■ Your goal ■
Scan the data below and report how many lines include the word "JSON". Nothing else is wanted.
• • •
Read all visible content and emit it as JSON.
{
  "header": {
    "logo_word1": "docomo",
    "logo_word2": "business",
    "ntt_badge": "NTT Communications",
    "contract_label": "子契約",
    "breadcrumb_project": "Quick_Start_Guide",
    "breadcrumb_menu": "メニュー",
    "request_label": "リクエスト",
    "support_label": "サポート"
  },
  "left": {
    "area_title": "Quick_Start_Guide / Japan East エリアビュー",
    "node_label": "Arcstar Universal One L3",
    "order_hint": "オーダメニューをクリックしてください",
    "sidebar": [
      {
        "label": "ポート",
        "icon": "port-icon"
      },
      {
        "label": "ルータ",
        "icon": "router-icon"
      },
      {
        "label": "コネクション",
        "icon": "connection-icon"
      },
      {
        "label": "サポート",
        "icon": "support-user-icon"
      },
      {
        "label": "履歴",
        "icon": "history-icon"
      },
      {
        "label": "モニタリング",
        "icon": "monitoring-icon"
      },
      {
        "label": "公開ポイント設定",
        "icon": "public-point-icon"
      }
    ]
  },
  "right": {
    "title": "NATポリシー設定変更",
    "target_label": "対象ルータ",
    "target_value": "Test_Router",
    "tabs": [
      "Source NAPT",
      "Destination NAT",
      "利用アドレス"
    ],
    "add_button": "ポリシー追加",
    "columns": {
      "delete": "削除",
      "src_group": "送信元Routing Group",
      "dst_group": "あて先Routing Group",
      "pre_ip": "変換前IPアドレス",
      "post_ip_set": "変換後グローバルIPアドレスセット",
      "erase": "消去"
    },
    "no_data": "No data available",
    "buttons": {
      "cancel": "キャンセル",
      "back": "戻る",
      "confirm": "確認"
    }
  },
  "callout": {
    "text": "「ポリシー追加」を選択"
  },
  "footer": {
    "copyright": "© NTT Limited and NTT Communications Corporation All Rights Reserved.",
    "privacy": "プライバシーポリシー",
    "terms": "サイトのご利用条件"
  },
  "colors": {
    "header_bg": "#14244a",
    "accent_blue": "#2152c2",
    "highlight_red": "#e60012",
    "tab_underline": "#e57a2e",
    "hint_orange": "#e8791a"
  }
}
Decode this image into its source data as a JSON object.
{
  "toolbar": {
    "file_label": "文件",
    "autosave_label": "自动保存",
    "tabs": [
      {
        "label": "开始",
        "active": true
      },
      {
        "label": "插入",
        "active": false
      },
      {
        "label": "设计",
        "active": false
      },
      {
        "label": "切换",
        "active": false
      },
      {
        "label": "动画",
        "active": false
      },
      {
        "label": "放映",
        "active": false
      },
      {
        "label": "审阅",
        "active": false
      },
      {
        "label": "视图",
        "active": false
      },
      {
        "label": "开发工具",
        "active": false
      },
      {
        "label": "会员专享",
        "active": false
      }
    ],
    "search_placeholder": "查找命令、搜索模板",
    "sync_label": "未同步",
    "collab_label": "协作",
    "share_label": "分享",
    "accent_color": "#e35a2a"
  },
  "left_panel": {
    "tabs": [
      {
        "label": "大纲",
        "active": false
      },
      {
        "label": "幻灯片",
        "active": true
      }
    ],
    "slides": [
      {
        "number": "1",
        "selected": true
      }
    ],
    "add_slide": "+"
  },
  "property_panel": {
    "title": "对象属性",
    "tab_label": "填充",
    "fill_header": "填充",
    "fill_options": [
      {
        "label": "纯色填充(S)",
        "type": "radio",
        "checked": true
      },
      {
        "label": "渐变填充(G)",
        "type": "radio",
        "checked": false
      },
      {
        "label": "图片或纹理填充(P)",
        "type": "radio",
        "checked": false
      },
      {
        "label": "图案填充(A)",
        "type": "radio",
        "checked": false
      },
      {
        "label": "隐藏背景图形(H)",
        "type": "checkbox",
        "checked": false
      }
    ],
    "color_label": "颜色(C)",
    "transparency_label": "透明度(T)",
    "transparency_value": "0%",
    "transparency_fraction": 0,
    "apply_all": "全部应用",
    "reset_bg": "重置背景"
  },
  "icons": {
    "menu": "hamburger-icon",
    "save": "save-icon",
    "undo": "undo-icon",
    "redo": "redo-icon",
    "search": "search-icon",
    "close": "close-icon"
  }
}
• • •
■ Solution to the problem ■
2